Raleigh, N.C. — Gov. Roy Cooper is candidate Roy Cooper again, running for re-election after a four-year term marked by power struggles with the General Assembly’s Republican majority.
Early in his term, the state repealed House Bill 2, the notorious law that restricted transgender access to public bathrooms and blocked local nondiscrimination ordinances. He also signed a transportation bond into law, as he promised on the campaign trail.
But some campaign promises simply fell by the wayside.

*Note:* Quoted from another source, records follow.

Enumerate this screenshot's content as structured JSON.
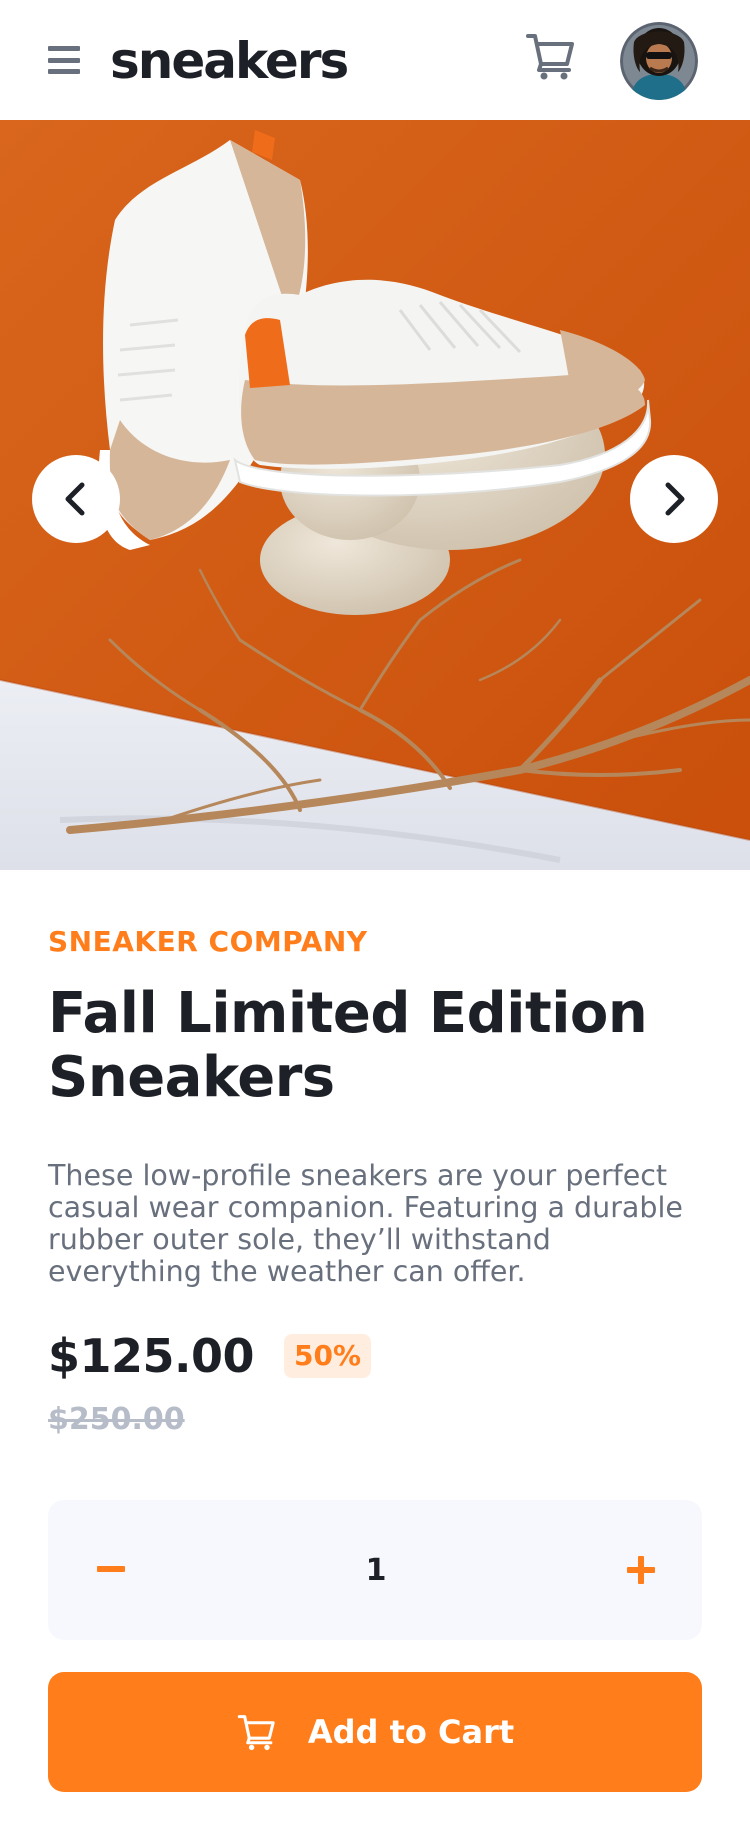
{
  "header": {
    "logo": "sneakers",
    "menu_icon": "hamburger-menu-icon",
    "cart_icon": "cart-icon"
  },
  "gallery": {
    "prev_icon": "chevron-left-icon",
    "next_icon": "chevron-right-icon"
  },
  "product": {
    "company": "SNEAKER COMPANY",
    "title": "Fall Limited Edition Sneakers",
    "description": "These low-profile sneakers are your perfect casual wear companion. Featuring a durable rubber outer sole, they’ll withstand everything the weather can offer.",
    "price": "$125.00",
    "discount": "50%",
    "old_price": "$250.00"
  },
  "quantity": {
    "value": "1",
    "minus_icon": "minus-icon",
    "plus_icon": "plus-icon"
  },
  "cta": {
    "label": "Add to Cart",
    "icon": "cart-icon"
  },
  "colors": {
    "accent": "#ff7e1b",
    "accent_pale": "#ffede0",
    "text_dark": "#1d2026",
    "text_gray": "#69707d",
    "text_light": "#b6bcc8",
    "panel_bg": "#f6f8fd"
  }
}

Others broke on the rocks of the legislature’s GOP majority as Cooper went back and forth with lawmakers who had moved to limit his power before he even took office.
Medicaid expansion never had enough momentum to pass, at least in the Senate, despite a multi-year fight that blocked passage of a full state budget.
Teacher pay has increased, but it’s Republicans who drove that bus, and the raises haven’t been as high as Cooper pressed for. Repeated budget vetoes mean the governor vetoed raises too, and Republicans will make sure voters hear about it heading into the Nov. 3 elections.
Not all failures are a governor’s fault – neither are all successes – and not all promises carry equal weight. But these 31 promises, big and small, offer a snapshot answer to an important question: How much of what candidate Roy Cooper promised did Gov. Roy Cooper deliver?
“A lot of what candidate Roy Cooper did was, I think, give us measured promises about how he could push the conversation,” said Rep. Robert Reives, D-Chatham. “I was incredibly pleased with Roy Cooper the governor, compared to what he told us he could do as Roy Cooper the candidate.”
With Republicans holding a super-majority in the legislature for the first half of his term, Cooper played defense, according to David McLennan, a political science professor and poll director at Meredith College.
The second half was defined by crisis response, McLennan said. Hurricane Florence flooded eastern North Carolina in 2018. And, now, a global pandemic.
Throughout the four years, Cooper’s approval ratings have been the strongest of any political figure in the state, McLennan said, staying at or above the 50 percent mark for most of his term.
“Gov. Roy Cooper’s first term in office should be considered successful, given the circumstances he faced,” McLennan said.
Donald Bryson, president and chief executive of the right-leaning Civitas Institute, said Cooper’s rhetoric after four years “stands remarkably close to where he was as a candidate.”
“Unfortunately for North Carolinians, this has led to unreasonable positions and an ineffective relationship with the General Assembly,” Bryson said. “The unwillingness to work across the aisle has been so ingrained in his term that he has been unable to deliver on campaign promises and substantive change.”
But Reives said the governor shifted the conversation in…